** ASSIGNED TASK **
An exact copy of the data below is needed; please leave out any pictures.

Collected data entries
· · · · ·
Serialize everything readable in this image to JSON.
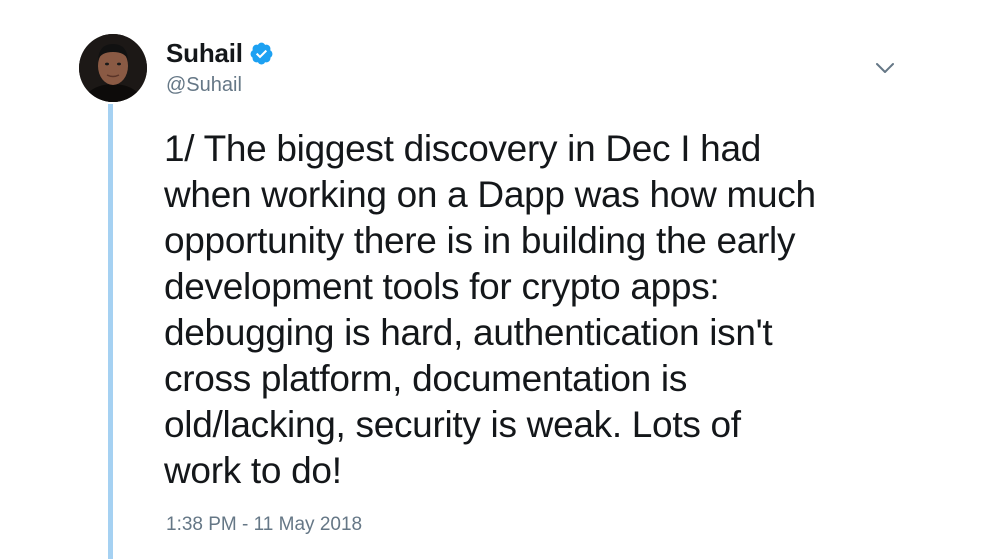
{
  "user": {
    "display_name": "Suhail",
    "handle": "@Suhail",
    "verified": true,
    "avatar_icon": "person-avatar"
  },
  "tweet": {
    "text": "1/ The biggest discovery in Dec I had\nwhen working on a Dapp was how much\nopportunity there is in building the early\ndevelopment tools for crypto apps:\ndebugging is hard, authentication isn't\ncross platform, documentation is\nold/lacking, security is weak. Lots of\nwork to do!",
    "timestamp": "1:38 PM - 11 May 2018"
  },
  "icons": {
    "verified": "verified-badge-icon",
    "menu": "chevron-down-icon"
  },
  "colors": {
    "thread_line": "#a5d1f2",
    "verified_blue": "#1da1f2",
    "secondary_text": "#657786",
    "primary_text": "#14171a"
  }
}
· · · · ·
** WRITTEN SOLUTION **
Serialize everything readable in this image to JSON.
{
  "user": {
    "display_name": "Suhail",
    "handle": "@Suhail",
    "verified": true,
    "avatar_icon": "person-avatar"
  },
  "tweet": {
    "text": "1/ The biggest discovery in Dec I had\nwhen working on a Dapp was how much\nopportunity there is in building the early\ndevelopment tools for crypto apps:\ndebugging is hard, authentication isn't\ncross platform, documentation is\nold/lacking, security is weak. Lots of\nwork to do!",
    "timestamp": "1:38 PM - 11 May 2018"
  },
  "icons": {
    "verified": "verified-badge-icon",
    "menu": "chevron-down-icon"
  },
  "colors": {
    "thread_line": "#a5d1f2",
    "verified_blue": "#1da1f2",
    "secondary_text": "#657786",
    "primary_text": "#14171a"
  }
}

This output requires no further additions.